--- Exercise goal ---
Reproduce the entries that follow precisely, setting aside any images.

* * * * *

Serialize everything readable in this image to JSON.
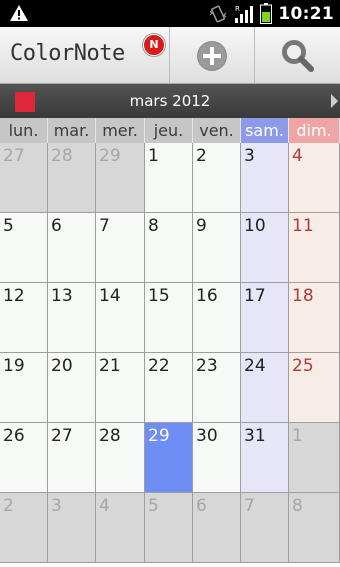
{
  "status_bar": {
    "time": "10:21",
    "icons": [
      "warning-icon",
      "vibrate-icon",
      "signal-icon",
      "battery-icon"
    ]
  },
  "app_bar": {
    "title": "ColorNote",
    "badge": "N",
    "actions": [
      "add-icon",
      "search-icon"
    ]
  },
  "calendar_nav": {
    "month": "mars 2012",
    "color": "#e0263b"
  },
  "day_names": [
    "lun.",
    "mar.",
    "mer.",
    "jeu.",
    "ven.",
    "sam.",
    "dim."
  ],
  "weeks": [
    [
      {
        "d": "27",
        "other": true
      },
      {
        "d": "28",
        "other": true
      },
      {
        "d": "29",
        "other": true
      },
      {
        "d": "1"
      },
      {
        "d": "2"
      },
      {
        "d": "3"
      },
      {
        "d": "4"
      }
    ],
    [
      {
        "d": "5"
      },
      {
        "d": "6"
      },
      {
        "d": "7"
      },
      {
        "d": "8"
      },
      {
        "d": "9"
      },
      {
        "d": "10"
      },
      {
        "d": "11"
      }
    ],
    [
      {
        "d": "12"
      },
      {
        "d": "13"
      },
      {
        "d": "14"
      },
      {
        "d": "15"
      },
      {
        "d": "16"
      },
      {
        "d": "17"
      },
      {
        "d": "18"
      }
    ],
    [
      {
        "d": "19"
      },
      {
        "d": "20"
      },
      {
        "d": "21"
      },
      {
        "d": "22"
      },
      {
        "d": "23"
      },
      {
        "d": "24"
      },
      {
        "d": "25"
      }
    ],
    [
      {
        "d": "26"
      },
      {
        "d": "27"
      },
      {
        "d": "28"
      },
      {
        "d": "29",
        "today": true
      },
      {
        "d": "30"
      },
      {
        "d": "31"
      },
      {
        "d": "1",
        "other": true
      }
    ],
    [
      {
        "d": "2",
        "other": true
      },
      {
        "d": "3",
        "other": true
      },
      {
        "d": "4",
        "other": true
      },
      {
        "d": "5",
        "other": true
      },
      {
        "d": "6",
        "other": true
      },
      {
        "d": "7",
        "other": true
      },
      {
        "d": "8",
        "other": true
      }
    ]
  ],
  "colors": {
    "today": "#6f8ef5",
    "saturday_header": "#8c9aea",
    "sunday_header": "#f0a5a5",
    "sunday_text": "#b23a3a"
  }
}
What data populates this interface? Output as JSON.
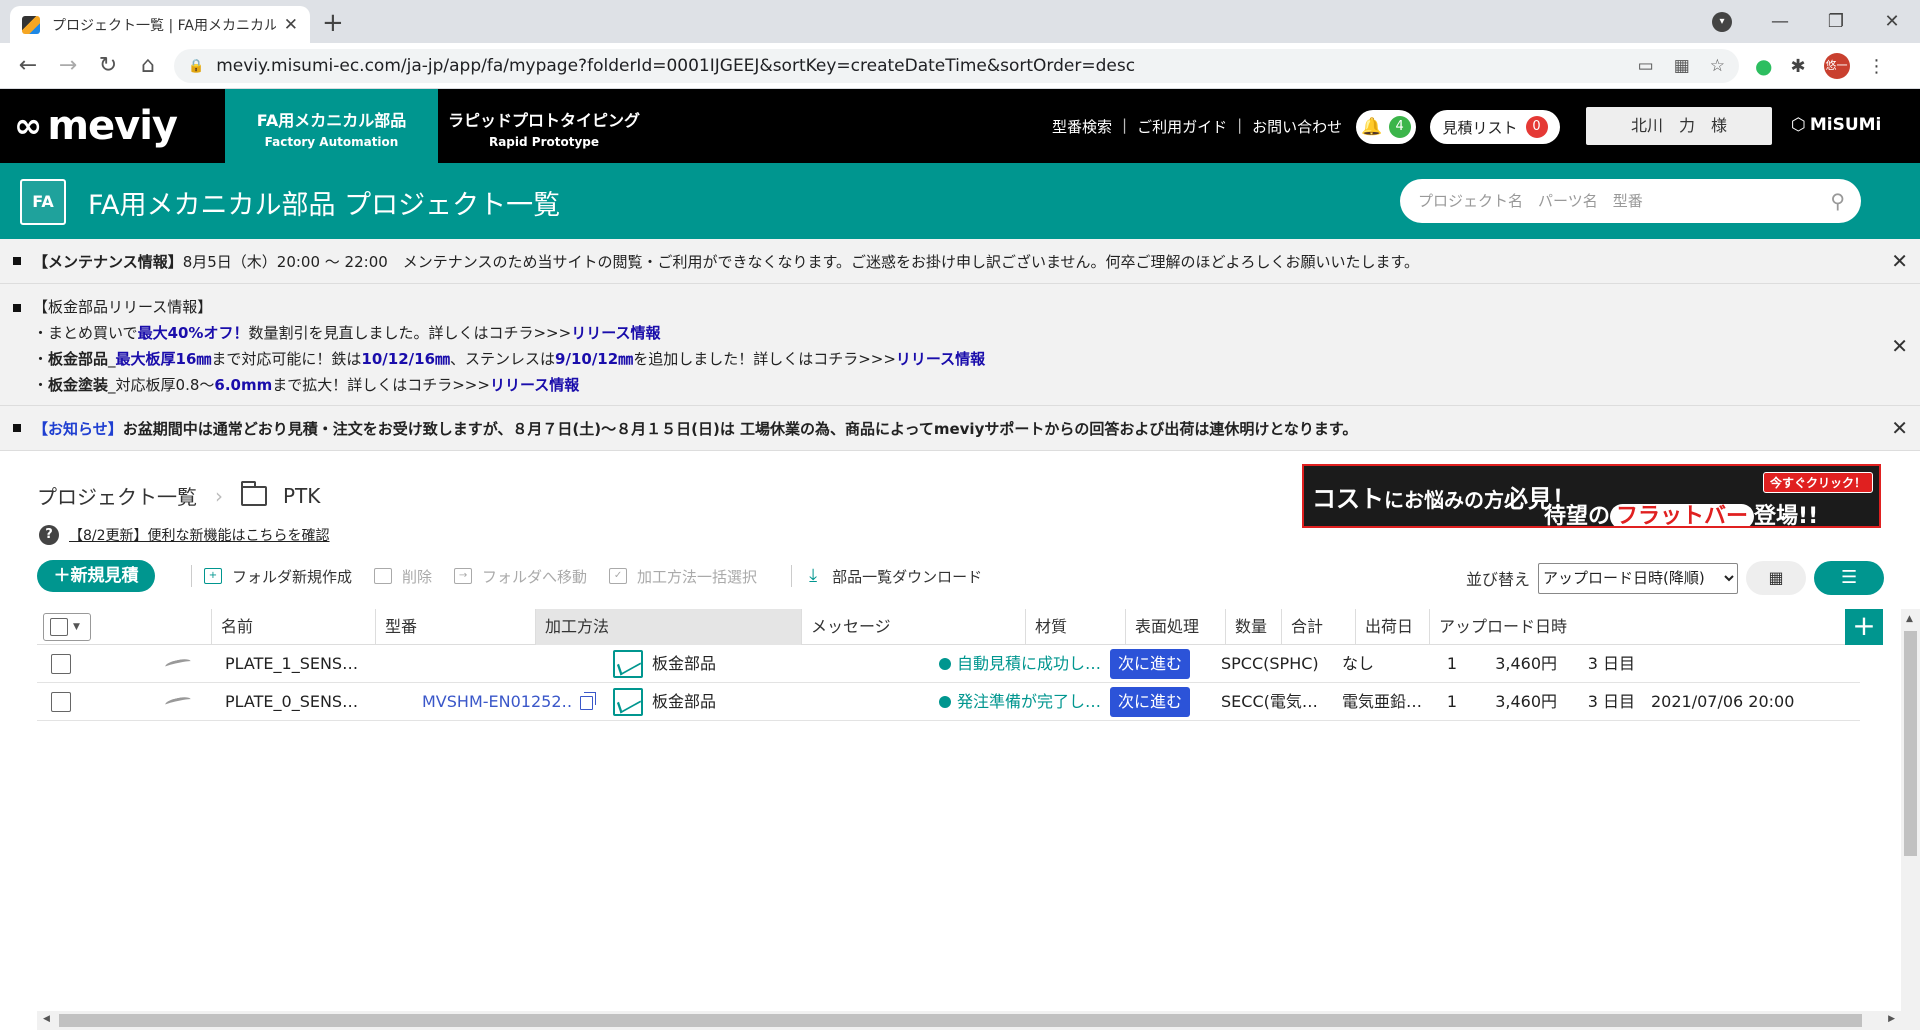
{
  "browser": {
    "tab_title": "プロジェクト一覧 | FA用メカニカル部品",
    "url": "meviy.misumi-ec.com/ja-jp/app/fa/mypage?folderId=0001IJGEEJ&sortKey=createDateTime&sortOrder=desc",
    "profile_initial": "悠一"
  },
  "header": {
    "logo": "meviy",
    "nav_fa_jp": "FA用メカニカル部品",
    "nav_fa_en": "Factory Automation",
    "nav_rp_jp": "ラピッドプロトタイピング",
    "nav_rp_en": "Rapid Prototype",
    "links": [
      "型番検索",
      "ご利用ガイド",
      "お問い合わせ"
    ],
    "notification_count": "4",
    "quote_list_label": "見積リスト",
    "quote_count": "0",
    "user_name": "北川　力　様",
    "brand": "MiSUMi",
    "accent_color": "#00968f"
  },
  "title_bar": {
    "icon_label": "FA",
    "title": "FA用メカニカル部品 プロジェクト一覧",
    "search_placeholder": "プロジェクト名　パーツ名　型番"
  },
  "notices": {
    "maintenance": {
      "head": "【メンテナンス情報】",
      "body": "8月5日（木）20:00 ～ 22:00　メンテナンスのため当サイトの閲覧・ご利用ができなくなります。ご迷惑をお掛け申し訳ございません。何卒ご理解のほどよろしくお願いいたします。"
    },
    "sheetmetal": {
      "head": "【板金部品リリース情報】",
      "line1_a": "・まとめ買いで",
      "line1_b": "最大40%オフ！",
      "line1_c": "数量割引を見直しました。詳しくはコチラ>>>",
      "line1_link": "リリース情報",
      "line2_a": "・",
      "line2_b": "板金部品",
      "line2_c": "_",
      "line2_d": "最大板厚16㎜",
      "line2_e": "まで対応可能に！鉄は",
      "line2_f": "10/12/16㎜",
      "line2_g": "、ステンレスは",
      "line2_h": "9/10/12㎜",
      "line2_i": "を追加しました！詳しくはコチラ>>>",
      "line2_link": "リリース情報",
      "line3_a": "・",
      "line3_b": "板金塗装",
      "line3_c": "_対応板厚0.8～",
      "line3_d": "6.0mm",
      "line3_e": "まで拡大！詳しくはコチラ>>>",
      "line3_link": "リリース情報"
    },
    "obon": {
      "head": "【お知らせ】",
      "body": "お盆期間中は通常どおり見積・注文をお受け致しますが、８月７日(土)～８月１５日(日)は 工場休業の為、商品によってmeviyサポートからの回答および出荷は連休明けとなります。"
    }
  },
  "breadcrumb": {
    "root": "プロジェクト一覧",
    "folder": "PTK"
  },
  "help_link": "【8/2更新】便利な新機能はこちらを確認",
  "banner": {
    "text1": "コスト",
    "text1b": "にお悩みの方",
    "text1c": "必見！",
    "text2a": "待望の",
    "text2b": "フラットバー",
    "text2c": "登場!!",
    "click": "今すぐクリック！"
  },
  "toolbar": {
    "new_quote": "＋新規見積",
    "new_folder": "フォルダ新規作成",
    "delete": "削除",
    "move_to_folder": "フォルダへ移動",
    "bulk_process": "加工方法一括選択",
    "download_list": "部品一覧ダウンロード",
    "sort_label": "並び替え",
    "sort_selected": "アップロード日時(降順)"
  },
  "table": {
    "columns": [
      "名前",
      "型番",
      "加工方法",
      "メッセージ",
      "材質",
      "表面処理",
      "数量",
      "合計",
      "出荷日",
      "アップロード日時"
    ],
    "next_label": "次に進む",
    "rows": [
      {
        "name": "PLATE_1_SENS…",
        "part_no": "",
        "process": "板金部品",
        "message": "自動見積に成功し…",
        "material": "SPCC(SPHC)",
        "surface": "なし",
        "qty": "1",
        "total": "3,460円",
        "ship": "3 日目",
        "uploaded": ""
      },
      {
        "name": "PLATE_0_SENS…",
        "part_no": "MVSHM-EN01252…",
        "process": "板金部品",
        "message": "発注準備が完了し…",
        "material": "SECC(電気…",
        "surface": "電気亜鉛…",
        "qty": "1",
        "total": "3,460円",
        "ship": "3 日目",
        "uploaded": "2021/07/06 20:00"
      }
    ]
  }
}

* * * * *

--- Your solution ---
Serialize everything readable in this image to JSON.
{
  "status_bar": {
    "time": "10:21",
    "icons": [
      "warning-icon",
      "vibrate-icon",
      "signal-icon",
      "battery-icon"
    ]
  },
  "app_bar": {
    "title": "ColorNote",
    "badge": "N",
    "actions": [
      "add-icon",
      "search-icon"
    ]
  },
  "calendar_nav": {
    "month": "mars 2012",
    "color": "#e0263b"
  },
  "day_names": [
    "lun.",
    "mar.",
    "mer.",
    "jeu.",
    "ven.",
    "sam.",
    "dim."
  ],
  "weeks": [
    [
      {
        "d": "27",
        "other": true
      },
      {
        "d": "28",
        "other": true
      },
      {
        "d": "29",
        "other": true
      },
      {
        "d": "1"
      },
      {
        "d": "2"
      },
      {
        "d": "3"
      },
      {
        "d": "4"
      }
    ],
    [
      {
        "d": "5"
      },
      {
        "d": "6"
      },
      {
        "d": "7"
      },
      {
        "d": "8"
      },
      {
        "d": "9"
      },
      {
        "d": "10"
      },
      {
        "d": "11"
      }
    ],
    [
      {
        "d": "12"
      },
      {
        "d": "13"
      },
      {
        "d": "14"
      },
      {
        "d": "15"
      },
      {
        "d": "16"
      },
      {
        "d": "17"
      },
      {
        "d": "18"
      }
    ],
    [
      {
        "d": "19"
      },
      {
        "d": "20"
      },
      {
        "d": "21"
      },
      {
        "d": "22"
      },
      {
        "d": "23"
      },
      {
        "d": "24"
      },
      {
        "d": "25"
      }
    ],
    [
      {
        "d": "26"
      },
      {
        "d": "27"
      },
      {
        "d": "28"
      },
      {
        "d": "29",
        "today": true
      },
      {
        "d": "30"
      },
      {
        "d": "31"
      },
      {
        "d": "1",
        "other": true
      }
    ],
    [
      {
        "d": "2",
        "other": true
      },
      {
        "d": "3",
        "other": true
      },
      {
        "d": "4",
        "other": true
      },
      {
        "d": "5",
        "other": true
      },
      {
        "d": "6",
        "other": true
      },
      {
        "d": "7",
        "other": true
      },
      {
        "d": "8",
        "other": true
      }
    ]
  ],
  "colors": {
    "today": "#6f8ef5",
    "saturday_header": "#8c9aea",
    "sunday_header": "#f0a5a5",
    "sunday_text": "#b23a3a"
  }
}
What data populates this interface? Output as JSON.
{
  "browser": {
    "tab_title": "プロジェクト一覧 | FA用メカニカル部品",
    "url": "meviy.misumi-ec.com/ja-jp/app/fa/mypage?folderId=0001IJGEEJ&sortKey=createDateTime&sortOrder=desc",
    "profile_initial": "悠一"
  },
  "header": {
    "logo": "meviy",
    "nav_fa_jp": "FA用メカニカル部品",
    "nav_fa_en": "Factory Automation",
    "nav_rp_jp": "ラピッドプロトタイピング",
    "nav_rp_en": "Rapid Prototype",
    "links": [
      "型番検索",
      "ご利用ガイド",
      "お問い合わせ"
    ],
    "notification_count": "4",
    "quote_list_label": "見積リスト",
    "quote_count": "0",
    "user_name": "北川　力　様",
    "brand": "MiSUMi",
    "accent_color": "#00968f"
  },
  "title_bar": {
    "icon_label": "FA",
    "title": "FA用メカニカル部品 プロジェクト一覧",
    "search_placeholder": "プロジェクト名　パーツ名　型番"
  },
  "notices": {
    "maintenance": {
      "head": "【メンテナンス情報】",
      "body": "8月5日（木）20:00 ～ 22:00　メンテナンスのため当サイトの閲覧・ご利用ができなくなります。ご迷惑をお掛け申し訳ございません。何卒ご理解のほどよろしくお願いいたします。"
    },
    "sheetmetal": {
      "head": "【板金部品リリース情報】",
      "line1_a": "・まとめ買いで",
      "line1_b": "最大40%オフ！",
      "line1_c": "数量割引を見直しました。詳しくはコチラ>>>",
      "line1_link": "リリース情報",
      "line2_a": "・",
      "line2_b": "板金部品",
      "line2_c": "_",
      "line2_d": "最大板厚16㎜",
      "line2_e": "まで対応可能に！鉄は",
      "line2_f": "10/12/16㎜",
      "line2_g": "、ステンレスは",
      "line2_h": "9/10/12㎜",
      "line2_i": "を追加しました！詳しくはコチラ>>>",
      "line2_link": "リリース情報",
      "line3_a": "・",
      "line3_b": "板金塗装",
      "line3_c": "_対応板厚0.8～",
      "line3_d": "6.0mm",
      "line3_e": "まで拡大！詳しくはコチラ>>>",
      "line3_link": "リリース情報"
    },
    "obon": {
      "head": "【お知らせ】",
      "body": "お盆期間中は通常どおり見積・注文をお受け致しますが、８月７日(土)～８月１５日(日)は 工場休業の為、商品によってmeviyサポートからの回答および出荷は連休明けとなります。"
    }
  },
  "breadcrumb": {
    "root": "プロジェクト一覧",
    "folder": "PTK"
  },
  "help_link": "【8/2更新】便利な新機能はこちらを確認",
  "banner": {
    "text1": "コスト",
    "text1b": "にお悩みの方",
    "text1c": "必見！",
    "text2a": "待望の",
    "text2b": "フラットバー",
    "text2c": "登場!!",
    "click": "今すぐクリック！"
  },
  "toolbar": {
    "new_quote": "＋新規見積",
    "new_folder": "フォルダ新規作成",
    "delete": "削除",
    "move_to_folder": "フォルダへ移動",
    "bulk_process": "加工方法一括選択",
    "download_list": "部品一覧ダウンロード",
    "sort_label": "並び替え",
    "sort_selected": "アップロード日時(降順)"
  },
  "table": {
    "columns": [
      "名前",
      "型番",
      "加工方法",
      "メッセージ",
      "材質",
      "表面処理",
      "数量",
      "合計",
      "出荷日",
      "アップロード日時"
    ],
    "next_label": "次に進む",
    "rows": [
      {
        "name": "PLATE_1_SENS…",
        "part_no": "",
        "process": "板金部品",
        "message": "自動見積に成功し…",
        "material": "SPCC(SPHC)",
        "surface": "なし",
        "qty": "1",
        "total": "3,460円",
        "ship": "3 日目",
        "uploaded": ""
      },
      {
        "name": "PLATE_0_SENS…",
        "part_no": "MVSHM-EN01252…",
        "process": "板金部品",
        "message": "発注準備が完了し…",
        "material": "SECC(電気…",
        "surface": "電気亜鉛…",
        "qty": "1",
        "total": "3,460円",
        "ship": "3 日目",
        "uploaded": "2021/07/06 20:00"
      }
    ]
  }
}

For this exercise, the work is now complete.